[Stored data entries]
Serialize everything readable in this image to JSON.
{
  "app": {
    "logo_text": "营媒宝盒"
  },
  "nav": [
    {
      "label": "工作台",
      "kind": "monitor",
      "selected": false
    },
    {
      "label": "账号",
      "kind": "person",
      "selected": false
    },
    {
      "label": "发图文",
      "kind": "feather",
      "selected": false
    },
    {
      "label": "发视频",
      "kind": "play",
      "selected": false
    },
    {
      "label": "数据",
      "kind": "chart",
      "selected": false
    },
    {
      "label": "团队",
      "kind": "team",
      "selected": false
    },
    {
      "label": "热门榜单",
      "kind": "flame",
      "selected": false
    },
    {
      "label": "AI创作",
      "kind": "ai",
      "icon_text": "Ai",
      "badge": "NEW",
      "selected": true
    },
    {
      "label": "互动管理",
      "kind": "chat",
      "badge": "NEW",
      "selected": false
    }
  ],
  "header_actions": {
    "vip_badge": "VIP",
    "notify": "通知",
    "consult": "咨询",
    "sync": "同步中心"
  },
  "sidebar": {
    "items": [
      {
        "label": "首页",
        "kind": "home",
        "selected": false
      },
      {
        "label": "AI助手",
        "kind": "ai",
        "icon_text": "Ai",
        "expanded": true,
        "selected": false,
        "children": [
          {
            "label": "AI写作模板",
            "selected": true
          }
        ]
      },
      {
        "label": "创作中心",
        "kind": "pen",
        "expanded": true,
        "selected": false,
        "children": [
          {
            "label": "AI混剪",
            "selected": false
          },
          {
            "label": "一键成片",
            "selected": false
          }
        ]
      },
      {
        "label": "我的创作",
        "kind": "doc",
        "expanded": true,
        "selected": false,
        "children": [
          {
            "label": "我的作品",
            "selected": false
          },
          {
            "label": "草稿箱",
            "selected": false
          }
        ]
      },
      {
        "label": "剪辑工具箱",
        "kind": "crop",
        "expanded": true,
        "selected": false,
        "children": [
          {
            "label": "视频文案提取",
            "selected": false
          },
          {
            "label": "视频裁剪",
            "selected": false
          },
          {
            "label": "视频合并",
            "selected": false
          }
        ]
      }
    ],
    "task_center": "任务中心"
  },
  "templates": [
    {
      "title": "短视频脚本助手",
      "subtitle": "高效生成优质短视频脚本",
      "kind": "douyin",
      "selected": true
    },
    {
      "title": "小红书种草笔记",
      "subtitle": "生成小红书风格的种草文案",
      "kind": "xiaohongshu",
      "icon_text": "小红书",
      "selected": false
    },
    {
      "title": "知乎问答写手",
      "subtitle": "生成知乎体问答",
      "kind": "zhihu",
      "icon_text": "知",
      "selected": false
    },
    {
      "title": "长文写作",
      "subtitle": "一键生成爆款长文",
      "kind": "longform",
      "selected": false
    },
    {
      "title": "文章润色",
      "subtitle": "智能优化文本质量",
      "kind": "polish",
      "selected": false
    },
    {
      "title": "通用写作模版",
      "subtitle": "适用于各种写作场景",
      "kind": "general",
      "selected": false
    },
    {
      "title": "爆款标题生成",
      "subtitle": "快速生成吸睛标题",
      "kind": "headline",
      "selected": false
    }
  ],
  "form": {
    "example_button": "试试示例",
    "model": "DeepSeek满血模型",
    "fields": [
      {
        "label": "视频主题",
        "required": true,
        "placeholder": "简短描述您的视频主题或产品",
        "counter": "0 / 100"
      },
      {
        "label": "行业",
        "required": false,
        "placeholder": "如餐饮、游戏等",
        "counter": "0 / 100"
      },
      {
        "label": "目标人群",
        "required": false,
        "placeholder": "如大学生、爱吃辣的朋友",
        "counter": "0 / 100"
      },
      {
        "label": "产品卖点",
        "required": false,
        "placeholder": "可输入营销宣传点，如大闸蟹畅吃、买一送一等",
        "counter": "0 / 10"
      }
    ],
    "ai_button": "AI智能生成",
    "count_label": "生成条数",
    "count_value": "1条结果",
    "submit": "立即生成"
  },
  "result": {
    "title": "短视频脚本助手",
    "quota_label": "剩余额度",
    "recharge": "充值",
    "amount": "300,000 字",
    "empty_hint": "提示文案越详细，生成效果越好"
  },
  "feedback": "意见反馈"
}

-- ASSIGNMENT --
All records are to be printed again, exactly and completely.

-- YOUR SOLUTION --
Serialize everything readable in this image to JSON.
{
  "app": {
    "logo_text": "营媒宝盒"
  },
  "nav": [
    {
      "label": "工作台",
      "kind": "monitor",
      "selected": false
    },
    {
      "label": "账号",
      "kind": "person",
      "selected": false
    },
    {
      "label": "发图文",
      "kind": "feather",
      "selected": false
    },
    {
      "label": "发视频",
      "kind": "play",
      "selected": false
    },
    {
      "label": "数据",
      "kind": "chart",
      "selected": false
    },
    {
      "label": "团队",
      "kind": "team",
      "selected": false
    },
    {
      "label": "热门榜单",
      "kind": "flame",
      "selected": false
    },
    {
      "label": "AI创作",
      "kind": "ai",
      "icon_text": "Ai",
      "badge": "NEW",
      "selected": true
    },
    {
      "label": "互动管理",
      "kind": "chat",
      "badge": "NEW",
      "selected": false
    }
  ],
  "header_actions": {
    "vip_badge": "VIP",
    "notify": "通知",
    "consult": "咨询",
    "sync": "同步中心"
  },
  "sidebar": {
    "items": [
      {
        "label": "首页",
        "kind": "home",
        "selected": false
      },
      {
        "label": "AI助手",
        "kind": "ai",
        "icon_text": "Ai",
        "expanded": true,
        "selected": false,
        "children": [
          {
            "label": "AI写作模板",
            "selected": true
          }
        ]
      },
      {
        "label": "创作中心",
        "kind": "pen",
        "expanded": true,
        "selected": false,
        "children": [
          {
            "label": "AI混剪",
            "selected": false
          },
          {
            "label": "一键成片",
            "selected": false
          }
        ]
      },
      {
        "label": "我的创作",
        "kind": "doc",
        "expanded": true,
        "selected": false,
        "children": [
          {
            "label": "我的作品",
            "selected": false
          },
          {
            "label": "草稿箱",
            "selected": false
          }
        ]
      },
      {
        "label": "剪辑工具箱",
        "kind": "crop",
        "expanded": true,
        "selected": false,
        "children": [
          {
            "label": "视频文案提取",
            "selected": false
          },
          {
            "label": "视频裁剪",
            "selected": false
          },
          {
            "label": "视频合并",
            "selected": false
          }
        ]
      }
    ],
    "task_center": "任务中心"
  },
  "templates": [
    {
      "title": "短视频脚本助手",
      "subtitle": "高效生成优质短视频脚本",
      "kind": "douyin",
      "selected": true
    },
    {
      "title": "小红书种草笔记",
      "subtitle": "生成小红书风格的种草文案",
      "kind": "xiaohongshu",
      "icon_text": "小红书",
      "selected": false
    },
    {
      "title": "知乎问答写手",
      "subtitle": "生成知乎体问答",
      "kind": "zhihu",
      "icon_text": "知",
      "selected": false
    },
    {
      "title": "长文写作",
      "subtitle": "一键生成爆款长文",
      "kind": "longform",
      "selected": false
    },
    {
      "title": "文章润色",
      "subtitle": "智能优化文本质量",
      "kind": "polish",
      "selected": false
    },
    {
      "title": "通用写作模版",
      "subtitle": "适用于各种写作场景",
      "kind": "general",
      "selected": false
    },
    {
      "title": "爆款标题生成",
      "subtitle": "快速生成吸睛标题",
      "kind": "headline",
      "selected": false
    }
  ],
  "form": {
    "example_button": "试试示例",
    "model": "DeepSeek满血模型",
    "fields": [
      {
        "label": "视频主题",
        "required": true,
        "placeholder": "简短描述您的视频主题或产品",
        "counter": "0 / 100"
      },
      {
        "label": "行业",
        "required": false,
        "placeholder": "如餐饮、游戏等",
        "counter": "0 / 100"
      },
      {
        "label": "目标人群",
        "required": false,
        "placeholder": "如大学生、爱吃辣的朋友",
        "counter": "0 / 100"
      },
      {
        "label": "产品卖点",
        "required": false,
        "placeholder": "可输入营销宣传点，如大闸蟹畅吃、买一送一等",
        "counter": "0 / 10"
      }
    ],
    "ai_button": "AI智能生成",
    "count_label": "生成条数",
    "count_value": "1条结果",
    "submit": "立即生成"
  },
  "result": {
    "title": "短视频脚本助手",
    "quota_label": "剩余额度",
    "recharge": "充值",
    "amount": "300,000 字",
    "empty_hint": "提示文案越详细，生成效果越好"
  },
  "feedback": "意见反馈"
}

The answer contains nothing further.